Overcoming Barriers, One Step at a Time

Michele Denise Michaels with white cane

Michele Denise Michaels with her white cane

When you think about it, a white cane is a pretty rudimentary tool. There’s nothing high tech about it. There’s not much by way of design or engineering to speak of. It’s just a long skinny pole. And it’s white.

Back in 1921, a blind man named James Briggs painted his walking stick white in order to have greater visibility on busy streets that were becoming more and more congested with automobiles.

The use of a white cane to signify that a pedestrian was blind soon gained acceptance in Europe and the United States.

In a similar way, dogs have been working together with humans for millennia. It was a natural fit to train dogs to travel with people who are blind in order to navigate obstacles and move freely and efficiently.

“Dog guides and white canes are examples of how people who are blind, DeafBlind, or visually impaired find simple, practical solutions to accomplish their goals and lead full and productive lives,” says SSB Director, Natasha Jerde, “That’s why the celebration of White Cane Day on October 15 represents pride, independence, and achievement for blind, DeafBlind and visually impaired Minnesotans.
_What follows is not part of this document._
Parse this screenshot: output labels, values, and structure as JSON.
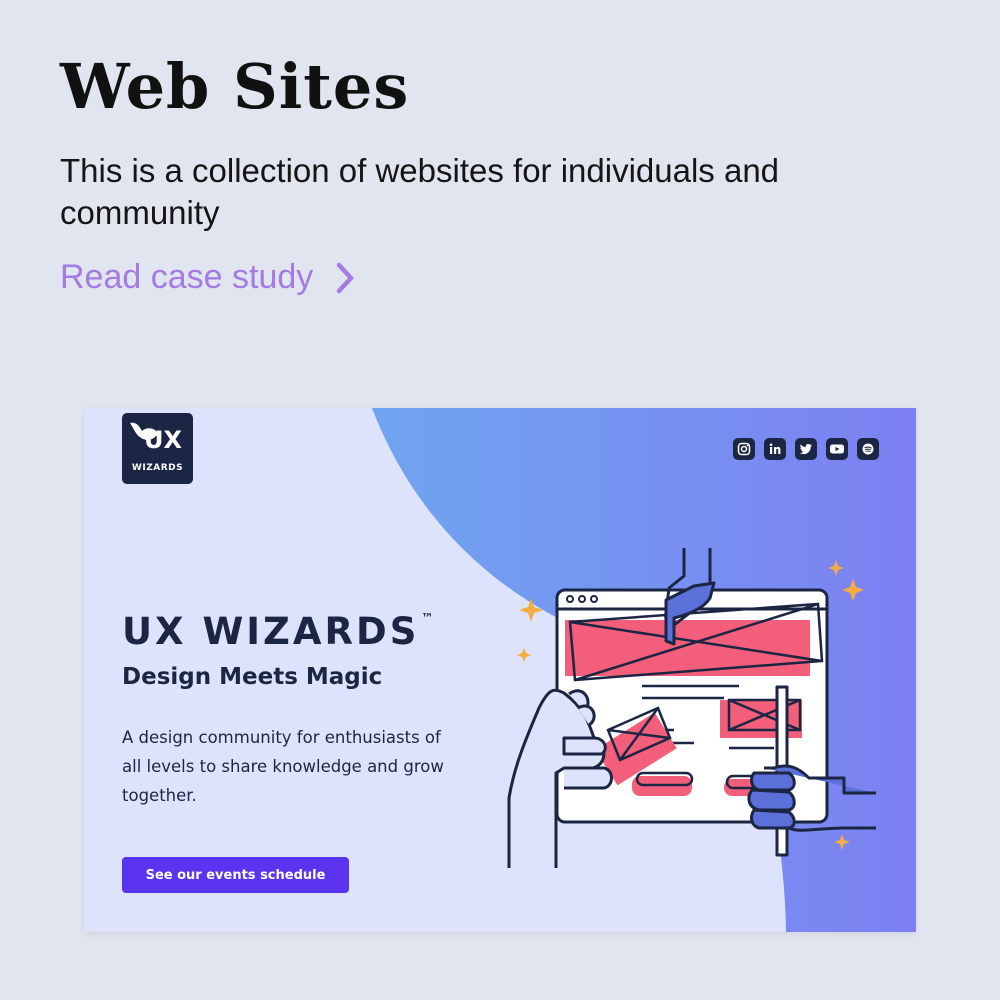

Here at SSB, as we connect employers with job seekers, we see over and over again how a few simple, practical tools, whether it’s a white cane, or screen reading software, or better lighting enable our customers to excel in their work.”

Since 1964, the U.S. congress has designated October 15 as White Cane Safety and Awareness Day. The day now promotes awareness of both white canes and dog guides as recognized symbols of independence and access. Governor Walz has proclaimed Friday, October 15, 2021 as White Cane Safety Awareness Day in the State of Minnesota.

Ken Rodgers with guide dog

Ken Rodgers, an Affirmative Action Officer with the Minnesota Department of Transportation who uses a dog guide says, “White Cane Day for me represents the importance of independent travel for people who are blind. My guide dog is a tool I rely on for independence and dignity as a blind person.”

“I named my white cane Freedom,” says singer and vocal coach Michele Denise Michaels, “Because it takes me out my door, across busy streets, up and down stairs, through crowded airports, and onto concert stages. It means I travel with confidence and independence.”

Director Jerde and other SSB staff members will be sharing video clips in honor of White Cane Safety Awareness Day on the SSB website at mnssb.org.